Dowling students’ workload can be represented in one word: stressful

Natalie Thomas, Staff Writer

High school can be some of the best years of your life, but they can also be spent stressing out over being perfect.

 

To some, almost all aspects of high school are a competition. Who can be the smartest? Most outgoing? Most athletic? Most involved? All of these consume students’ lives.

 

As college admissions become more competitive in the United States, it’s no longer about being stellar at one thing; students have to be the best at all things, pushing students’ stress over the edge. 

 

Kate Easter (12) has experienced academic and athletic success while at Dowling, but it has come at a cost. Easter comes home from practice and spends the rest of her night doing homework and studying. On an average day, Easter will do anywhere between one to three hours of homework, depending on her course load for that week. She is one of the many students who has felt pressured to perform at her best. 

 

A look into what studying looks like for Dowling students. (Natalie Thomas)

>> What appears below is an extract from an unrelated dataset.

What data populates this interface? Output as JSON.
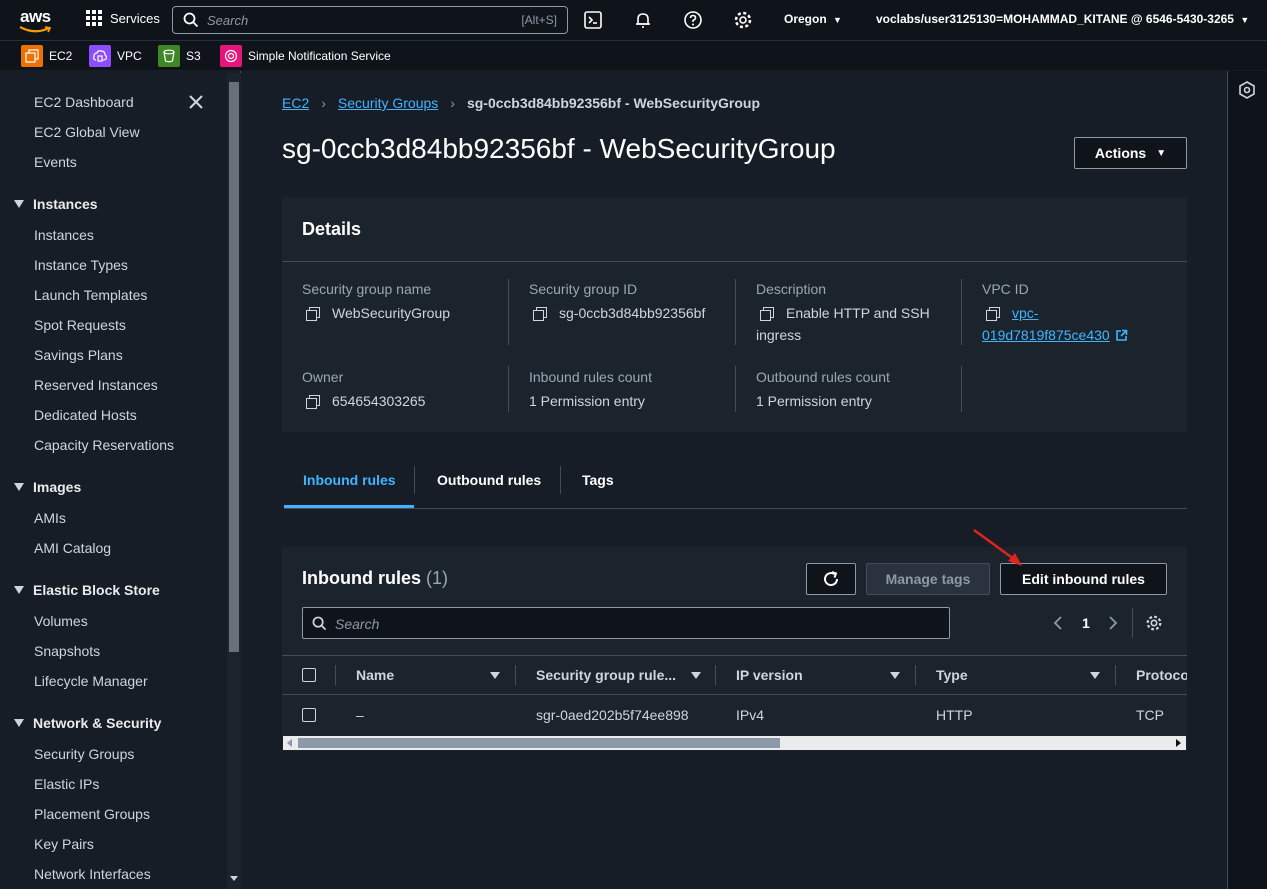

“I think that there definitely is a lot of pressure to be perfect. We’re expected to get good grades, play sports, join clubs, and work jobs all while maintaining a social life and good mental health. With only 24 hours in a day, it’s pretty much impossible,” Easter said.

 

Outside of school Easter, has been a big name on the track and cross country team. Racing at important meets, including Griak in 2018 and State in 2019, Easter faces pressure throughout the season, she has to always be at 110 percent if she wants to help her team  reach their goals. 

 

Sports are definitely another area where people may feel pressured to do well because they can be very demanding if you want to succeed. As a cross country runner not only do I have to run hard at practice, but I need to get sleep, eat well, and practice other healthy habits. With this on top of school, I sometimes feel stressed out.”

— Kate Easter

 

Upperclassmen aren’t the only ones who experience competition and the pressure to excel during school. Allie Rutledge (10) is a competitor. Rutledge excels at school, but she still gets stressed out over certain aspects of school, spending the majority of her time focusing on her schoolwork and doing everything she can to prepare herself for her future. 

 

“I feel like if I don’t do well in a class, I am not trying as hard as I could even if it’s just a really difficult class. It’s also hard for me to accept that others get better grades than me,” Rutledge said. 

 

Unfortunately, due to a schedule change last year, this year students had a hard change: block scheduling. This is something completely unprecedented for current sophomores as the upperclassmen have experienced block in their beginning years at Dowling. Last year, students had only four classes at a time, experiencing the benefits of the quarter schedule. Having a new schedule this year has left students looking for more of a balance. 

 

“It’s been hard for me to find a balance this year for sure. A/B [schedule] is new to me so that is hard. And [balancing] the obvious schoolwork, free time, activities and clubs,” Rutledge said.

 

Finding a balance is hard for everyone. Students are always working towards that college acceptance letter. Owen Weber (12) has done everything he can to stay on top of his goal. Weber has thought about his future a lot, he is a stellar student, a football player, and in band, all taking up most of his time, but he has still managed to keep calm and focus on the goal.  This past year, Weber has found a way to balance all of his extracurricular activities and focus on his future. 

 

“My college preparation has mainly focused around last year. The main thing that I’ve done is to study hard and take the ACT, which has set me up very well for getting into a good school. In addition to this, I’ve met numerous times with Ms. Gabriel, and now Mrs. Koppes. Taking AP classes has hopefully prepared me for the level that college classes will be taught at,” Weber said. 

 

As a college prep school, Dowling students are pushed past their comfort levels throughout the school year, but it’s important for students to take advantage of the team they have and look forward to the acomp;lishments that we’ll follow the hard work.

 

I just focus on trying to take advantage of the time that I have, and try to appreciate it.”

— Owen Weber